___ Records provided

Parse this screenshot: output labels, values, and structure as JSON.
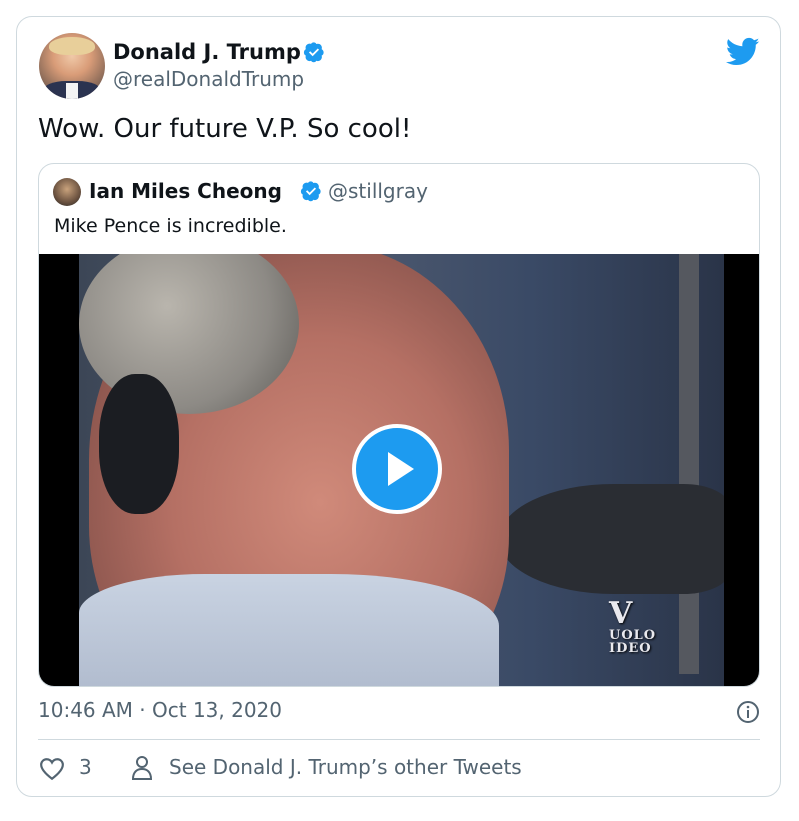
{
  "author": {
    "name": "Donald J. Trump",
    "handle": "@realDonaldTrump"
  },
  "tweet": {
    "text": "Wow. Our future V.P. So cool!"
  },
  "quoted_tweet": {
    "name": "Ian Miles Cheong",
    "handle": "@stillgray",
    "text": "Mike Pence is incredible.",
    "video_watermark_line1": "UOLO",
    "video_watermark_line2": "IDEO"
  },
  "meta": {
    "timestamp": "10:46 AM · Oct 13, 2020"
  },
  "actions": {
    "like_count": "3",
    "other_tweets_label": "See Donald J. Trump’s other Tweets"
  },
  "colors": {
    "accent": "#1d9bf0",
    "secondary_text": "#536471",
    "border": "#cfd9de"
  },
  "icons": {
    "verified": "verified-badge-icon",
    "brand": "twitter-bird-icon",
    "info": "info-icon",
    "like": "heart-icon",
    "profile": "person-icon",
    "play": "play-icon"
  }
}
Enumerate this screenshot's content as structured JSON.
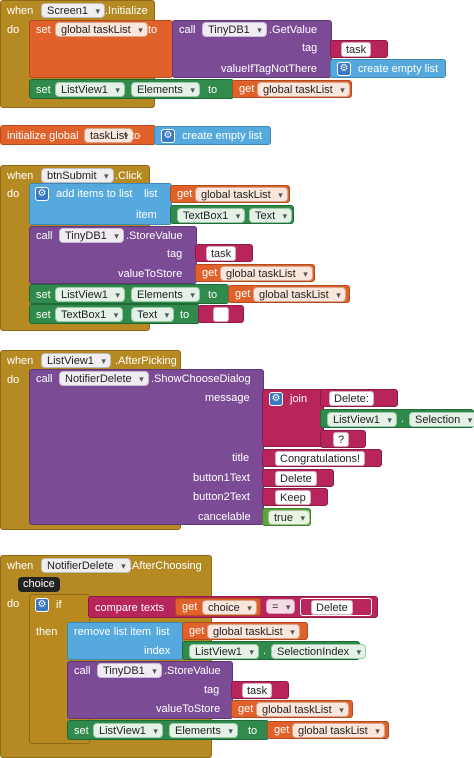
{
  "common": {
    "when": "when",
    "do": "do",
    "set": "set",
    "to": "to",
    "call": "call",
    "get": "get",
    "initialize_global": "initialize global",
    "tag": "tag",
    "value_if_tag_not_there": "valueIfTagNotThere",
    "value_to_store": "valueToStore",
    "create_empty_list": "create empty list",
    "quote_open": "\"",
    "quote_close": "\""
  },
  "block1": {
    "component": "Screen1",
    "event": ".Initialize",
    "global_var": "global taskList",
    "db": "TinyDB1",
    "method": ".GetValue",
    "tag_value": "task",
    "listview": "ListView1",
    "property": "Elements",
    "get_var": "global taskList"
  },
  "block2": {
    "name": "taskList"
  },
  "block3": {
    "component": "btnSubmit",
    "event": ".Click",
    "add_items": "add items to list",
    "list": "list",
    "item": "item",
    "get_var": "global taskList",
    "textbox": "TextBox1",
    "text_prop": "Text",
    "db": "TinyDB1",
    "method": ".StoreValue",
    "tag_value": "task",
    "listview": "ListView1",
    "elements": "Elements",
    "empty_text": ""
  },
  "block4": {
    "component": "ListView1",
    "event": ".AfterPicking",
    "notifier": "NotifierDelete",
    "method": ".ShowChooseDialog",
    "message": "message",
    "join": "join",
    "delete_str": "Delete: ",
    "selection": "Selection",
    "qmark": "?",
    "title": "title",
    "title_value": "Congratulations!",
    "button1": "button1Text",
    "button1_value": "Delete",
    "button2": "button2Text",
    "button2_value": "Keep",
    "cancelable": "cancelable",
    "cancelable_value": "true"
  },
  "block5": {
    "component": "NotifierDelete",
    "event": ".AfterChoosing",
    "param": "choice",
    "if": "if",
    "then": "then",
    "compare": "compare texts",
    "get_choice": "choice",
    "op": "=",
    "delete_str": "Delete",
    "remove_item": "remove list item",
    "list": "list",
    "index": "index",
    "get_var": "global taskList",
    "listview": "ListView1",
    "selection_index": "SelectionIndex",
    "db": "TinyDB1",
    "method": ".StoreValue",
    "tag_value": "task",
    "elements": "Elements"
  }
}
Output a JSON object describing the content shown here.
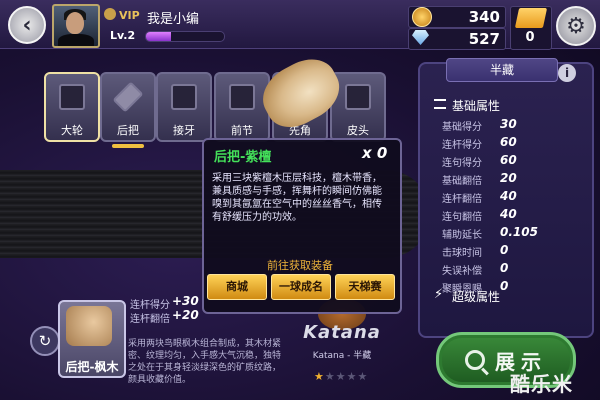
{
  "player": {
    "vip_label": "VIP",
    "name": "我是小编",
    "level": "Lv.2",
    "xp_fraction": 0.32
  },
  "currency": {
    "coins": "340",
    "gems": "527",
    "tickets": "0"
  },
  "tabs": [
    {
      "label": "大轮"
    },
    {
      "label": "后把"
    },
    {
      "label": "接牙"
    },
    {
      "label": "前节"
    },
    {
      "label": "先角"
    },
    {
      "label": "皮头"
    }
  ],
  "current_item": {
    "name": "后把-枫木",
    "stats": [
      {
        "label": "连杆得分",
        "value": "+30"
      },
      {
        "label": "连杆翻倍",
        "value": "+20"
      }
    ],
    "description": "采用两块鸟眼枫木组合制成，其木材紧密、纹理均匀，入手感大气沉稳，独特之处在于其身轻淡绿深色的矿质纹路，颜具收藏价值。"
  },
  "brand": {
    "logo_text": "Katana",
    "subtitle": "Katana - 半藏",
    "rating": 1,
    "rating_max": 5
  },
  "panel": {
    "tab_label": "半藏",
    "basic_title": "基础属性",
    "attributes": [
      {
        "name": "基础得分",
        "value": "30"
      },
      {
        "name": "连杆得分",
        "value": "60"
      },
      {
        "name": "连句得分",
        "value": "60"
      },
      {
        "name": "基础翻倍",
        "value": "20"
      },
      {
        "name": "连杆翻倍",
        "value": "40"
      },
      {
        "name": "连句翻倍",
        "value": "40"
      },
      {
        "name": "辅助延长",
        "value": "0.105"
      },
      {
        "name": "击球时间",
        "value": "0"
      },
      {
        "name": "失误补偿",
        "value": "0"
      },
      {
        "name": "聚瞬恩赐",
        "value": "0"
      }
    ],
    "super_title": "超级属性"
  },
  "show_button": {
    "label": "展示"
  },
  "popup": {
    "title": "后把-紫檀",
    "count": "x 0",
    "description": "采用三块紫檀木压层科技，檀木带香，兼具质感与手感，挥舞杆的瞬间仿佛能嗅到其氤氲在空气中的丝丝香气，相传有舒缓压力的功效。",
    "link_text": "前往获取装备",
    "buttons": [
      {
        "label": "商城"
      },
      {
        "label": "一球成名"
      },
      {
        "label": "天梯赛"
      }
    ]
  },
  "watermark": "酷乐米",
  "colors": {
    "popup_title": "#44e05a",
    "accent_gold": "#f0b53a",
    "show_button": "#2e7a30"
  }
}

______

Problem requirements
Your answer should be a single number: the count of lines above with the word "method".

Answer to this exercise
4